Your instructions. Wherever a line in the data below holds "consecutivo", copy that line.

Given records.
—————

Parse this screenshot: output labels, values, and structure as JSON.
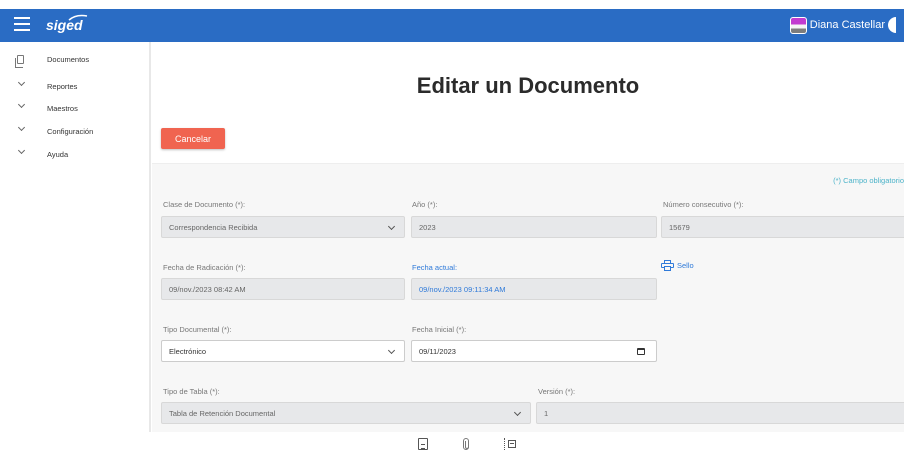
{
  "app": {
    "logo": "siged",
    "user_name": "Diana Castellar"
  },
  "sidebar": {
    "items": [
      {
        "label": "Documentos",
        "icon": "copy-icon"
      },
      {
        "label": "Reportes",
        "icon": "chevron-down-icon"
      },
      {
        "label": "Maestros",
        "icon": "chevron-down-icon"
      },
      {
        "label": "Configuración",
        "icon": "chevron-down-icon"
      },
      {
        "label": "Ayuda",
        "icon": "chevron-down-icon"
      }
    ]
  },
  "main": {
    "title": "Editar un Documento",
    "cancel_label": "Cancelar",
    "required_note": "(*) Campo obligatorio",
    "fields": {
      "clase": {
        "label": "Clase de Documento (*):",
        "value": "Correspondencia Recibida"
      },
      "anio": {
        "label": "Año (*):",
        "value": "2023"
      },
      "consecutivo": {
        "label": "Número consecutivo (*):",
        "value": "15679"
      },
      "radicacion": {
        "label": "Fecha de Radicación (*):",
        "value": "09/nov./2023 08:42 AM"
      },
      "actual": {
        "label": "Fecha actual:",
        "value": "09/nov./2023 09:11:34 AM"
      },
      "sello": {
        "label": "Sello"
      },
      "tipo_doc": {
        "label": "Tipo Documental (*):",
        "value": "Electrónico"
      },
      "fecha_inicial": {
        "label": "Fecha Inicial (*):",
        "value": "09/11/2023"
      },
      "tipo_tabla": {
        "label": "Tipo de Tabla (*):",
        "value": "Tabla de Retención Documental"
      },
      "version": {
        "label": "Versión (*):",
        "value": "1"
      }
    }
  },
  "colors": {
    "topbar": "#2a6cc4",
    "cancel": "#f06450",
    "link": "#2f7ad9",
    "note": "#4cb3c9"
  }
}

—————

Result.
      "consecutivo": {
        "label": "Número consecutivo (*):",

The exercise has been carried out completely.